**What the exercise asks**
All the data should be printed again exactly as written.

**Input records**
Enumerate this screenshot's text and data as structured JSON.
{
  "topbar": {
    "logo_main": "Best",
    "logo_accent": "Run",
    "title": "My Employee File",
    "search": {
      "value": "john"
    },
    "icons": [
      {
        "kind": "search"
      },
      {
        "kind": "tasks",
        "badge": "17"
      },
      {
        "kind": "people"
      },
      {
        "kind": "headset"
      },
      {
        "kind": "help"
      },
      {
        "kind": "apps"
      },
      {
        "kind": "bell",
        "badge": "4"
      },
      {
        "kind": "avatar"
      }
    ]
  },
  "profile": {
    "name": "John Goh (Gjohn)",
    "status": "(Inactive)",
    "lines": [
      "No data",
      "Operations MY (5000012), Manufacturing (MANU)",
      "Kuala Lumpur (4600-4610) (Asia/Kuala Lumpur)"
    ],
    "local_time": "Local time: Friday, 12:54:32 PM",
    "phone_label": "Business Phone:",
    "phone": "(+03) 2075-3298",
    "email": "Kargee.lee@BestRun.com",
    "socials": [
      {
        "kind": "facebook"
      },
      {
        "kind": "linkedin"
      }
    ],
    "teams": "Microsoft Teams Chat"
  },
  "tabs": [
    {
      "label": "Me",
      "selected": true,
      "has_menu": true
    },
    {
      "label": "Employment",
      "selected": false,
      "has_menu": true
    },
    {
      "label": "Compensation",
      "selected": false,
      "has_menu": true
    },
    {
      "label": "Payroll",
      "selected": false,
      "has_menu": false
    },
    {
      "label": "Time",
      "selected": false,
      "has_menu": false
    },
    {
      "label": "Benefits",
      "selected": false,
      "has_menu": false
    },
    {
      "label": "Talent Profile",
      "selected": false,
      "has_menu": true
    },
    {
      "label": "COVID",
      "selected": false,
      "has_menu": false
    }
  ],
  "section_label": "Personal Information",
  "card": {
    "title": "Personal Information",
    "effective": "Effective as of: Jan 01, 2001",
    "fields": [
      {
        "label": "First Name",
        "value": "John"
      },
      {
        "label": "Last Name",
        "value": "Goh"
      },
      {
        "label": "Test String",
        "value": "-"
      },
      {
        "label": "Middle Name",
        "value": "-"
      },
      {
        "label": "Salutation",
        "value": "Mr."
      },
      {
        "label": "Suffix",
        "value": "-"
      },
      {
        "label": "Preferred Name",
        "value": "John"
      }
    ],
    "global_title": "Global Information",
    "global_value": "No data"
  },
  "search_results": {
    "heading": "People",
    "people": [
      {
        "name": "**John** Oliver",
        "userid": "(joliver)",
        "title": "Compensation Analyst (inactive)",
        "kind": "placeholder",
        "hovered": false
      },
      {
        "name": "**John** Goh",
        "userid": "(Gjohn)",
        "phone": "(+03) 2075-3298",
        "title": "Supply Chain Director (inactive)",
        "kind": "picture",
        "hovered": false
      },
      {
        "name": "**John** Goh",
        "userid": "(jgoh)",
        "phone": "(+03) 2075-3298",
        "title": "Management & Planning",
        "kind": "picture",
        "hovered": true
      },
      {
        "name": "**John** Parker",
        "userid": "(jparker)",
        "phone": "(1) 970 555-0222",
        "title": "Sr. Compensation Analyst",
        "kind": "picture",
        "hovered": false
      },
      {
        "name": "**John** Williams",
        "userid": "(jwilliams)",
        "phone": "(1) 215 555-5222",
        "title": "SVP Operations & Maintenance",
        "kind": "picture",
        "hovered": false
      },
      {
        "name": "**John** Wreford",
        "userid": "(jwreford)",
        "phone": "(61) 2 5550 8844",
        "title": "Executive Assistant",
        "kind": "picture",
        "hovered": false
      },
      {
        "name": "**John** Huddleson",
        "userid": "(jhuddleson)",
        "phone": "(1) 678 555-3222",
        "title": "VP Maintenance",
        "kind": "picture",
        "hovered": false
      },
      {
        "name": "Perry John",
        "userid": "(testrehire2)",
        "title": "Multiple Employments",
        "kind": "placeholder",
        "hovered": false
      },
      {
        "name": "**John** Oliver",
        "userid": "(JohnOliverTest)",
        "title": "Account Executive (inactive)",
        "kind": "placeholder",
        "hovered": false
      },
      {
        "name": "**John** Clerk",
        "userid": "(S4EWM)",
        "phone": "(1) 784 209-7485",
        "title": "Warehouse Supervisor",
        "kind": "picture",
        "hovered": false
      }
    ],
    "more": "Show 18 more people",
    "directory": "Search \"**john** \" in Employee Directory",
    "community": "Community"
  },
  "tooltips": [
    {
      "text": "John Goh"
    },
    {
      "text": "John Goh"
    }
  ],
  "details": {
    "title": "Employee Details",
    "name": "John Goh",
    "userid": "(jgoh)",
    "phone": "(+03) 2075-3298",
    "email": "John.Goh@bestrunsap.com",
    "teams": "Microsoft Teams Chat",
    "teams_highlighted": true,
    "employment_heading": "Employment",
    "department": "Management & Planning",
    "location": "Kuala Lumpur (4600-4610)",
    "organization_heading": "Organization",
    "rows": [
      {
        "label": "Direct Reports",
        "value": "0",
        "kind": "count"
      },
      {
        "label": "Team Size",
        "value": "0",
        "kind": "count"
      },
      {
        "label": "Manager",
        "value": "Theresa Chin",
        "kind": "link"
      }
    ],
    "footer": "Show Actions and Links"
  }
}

**Task response**
Enumerate this screenshot's text and data as structured JSON.
{
  "topbar": {
    "logo_main": "Best",
    "logo_accent": "Run",
    "title": "My Employee File",
    "search": {
      "value": "john"
    },
    "icons": [
      {
        "kind": "search"
      },
      {
        "kind": "tasks",
        "badge": "17"
      },
      {
        "kind": "people"
      },
      {
        "kind": "headset"
      },
      {
        "kind": "help"
      },
      {
        "kind": "apps"
      },
      {
        "kind": "bell",
        "badge": "4"
      },
      {
        "kind": "avatar"
      }
    ]
  },
  "profile": {
    "name": "John Goh (Gjohn)",
    "status": "(Inactive)",
    "lines": [
      "No data",
      "Operations MY (5000012), Manufacturing (MANU)",
      "Kuala Lumpur (4600-4610) (Asia/Kuala Lumpur)"
    ],
    "local_time": "Local time: Friday, 12:54:32 PM",
    "phone_label": "Business Phone:",
    "phone": "(+03) 2075-3298",
    "email": "Kargee.lee@BestRun.com",
    "socials": [
      {
        "kind": "facebook"
      },
      {
        "kind": "linkedin"
      }
    ],
    "teams": "Microsoft Teams Chat"
  },
  "tabs": [
    {
      "label": "Me",
      "selected": true,
      "has_menu": true
    },
    {
      "label": "Employment",
      "selected": false,
      "has_menu": true
    },
    {
      "label": "Compensation",
      "selected": false,
      "has_menu": true
    },
    {
      "label": "Payroll",
      "selected": false,
      "has_menu": false
    },
    {
      "label": "Time",
      "selected": false,
      "has_menu": false
    },
    {
      "label": "Benefits",
      "selected": false,
      "has_menu": false
    },
    {
      "label": "Talent Profile",
      "selected": false,
      "has_menu": true
    },
    {
      "label": "COVID",
      "selected": false,
      "has_menu": false
    }
  ],
  "section_label": "Personal Information",
  "card": {
    "title": "Personal Information",
    "effective": "Effective as of: Jan 01, 2001",
    "fields": [
      {
        "label": "First Name",
        "value": "John"
      },
      {
        "label": "Last Name",
        "value": "Goh"
      },
      {
        "label": "Test String",
        "value": "-"
      },
      {
        "label": "Middle Name",
        "value": "-"
      },
      {
        "label": "Salutation",
        "value": "Mr."
      },
      {
        "label": "Suffix",
        "value": "-"
      },
      {
        "label": "Preferred Name",
        "value": "John"
      }
    ],
    "global_title": "Global Information",
    "global_value": "No data"
  },
  "search_results": {
    "heading": "People",
    "people": [
      {
        "name": "**John** Oliver",
        "userid": "(joliver)",
        "title": "Compensation Analyst (inactive)",
        "kind": "placeholder",
        "hovered": false
      },
      {
        "name": "**John** Goh",
        "userid": "(Gjohn)",
        "phone": "(+03) 2075-3298",
        "title": "Supply Chain Director (inactive)",
        "kind": "picture",
        "hovered": false
      },
      {
        "name": "**John** Goh",
        "userid": "(jgoh)",
        "phone": "(+03) 2075-3298",
        "title": "Management & Planning",
        "kind": "picture",
        "hovered": true
      },
      {
        "name": "**John** Parker",
        "userid": "(jparker)",
        "phone": "(1) 970 555-0222",
        "title": "Sr. Compensation Analyst",
        "kind": "picture",
        "hovered": false
      },
      {
        "name": "**John** Williams",
        "userid": "(jwilliams)",
        "phone": "(1) 215 555-5222",
        "title": "SVP Operations & Maintenance",
        "kind": "picture",
        "hovered": false
      },
      {
        "name": "**John** Wreford",
        "userid": "(jwreford)",
        "phone": "(61) 2 5550 8844",
        "title": "Executive Assistant",
        "kind": "picture",
        "hovered": false
      },
      {
        "name": "**John** Huddleson",
        "userid": "(jhuddleson)",
        "phone": "(1) 678 555-3222",
        "title": "VP Maintenance",
        "kind": "picture",
        "hovered": false
      },
      {
        "name": "Perry John",
        "userid": "(testrehire2)",
        "title": "Multiple Employments",
        "kind": "placeholder",
        "hovered": false
      },
      {
        "name": "**John** Oliver",
        "userid": "(JohnOliverTest)",
        "title": "Account Executive (inactive)",
        "kind": "placeholder",
        "hovered": false
      },
      {
        "name": "**John** Clerk",
        "userid": "(S4EWM)",
        "phone": "(1) 784 209-7485",
        "title": "Warehouse Supervisor",
        "kind": "picture",
        "hovered": false
      }
    ],
    "more": "Show 18 more people",
    "directory": "Search \"**john** \" in Employee Directory",
    "community": "Community"
  },
  "tooltips": [
    {
      "text": "John Goh"
    },
    {
      "text": "John Goh"
    }
  ],
  "details": {
    "title": "Employee Details",
    "name": "John Goh",
    "userid": "(jgoh)",
    "phone": "(+03) 2075-3298",
    "email": "John.Goh@bestrunsap.com",
    "teams": "Microsoft Teams Chat",
    "teams_highlighted": true,
    "employment_heading": "Employment",
    "department": "Management & Planning",
    "location": "Kuala Lumpur (4600-4610)",
    "organization_heading": "Organization",
    "rows": [
      {
        "label": "Direct Reports",
        "value": "0",
        "kind": "count"
      },
      {
        "label": "Team Size",
        "value": "0",
        "kind": "count"
      },
      {
        "label": "Manager",
        "value": "Theresa Chin",
        "kind": "link"
      }
    ],
    "footer": "Show Actions and Links"
  }
}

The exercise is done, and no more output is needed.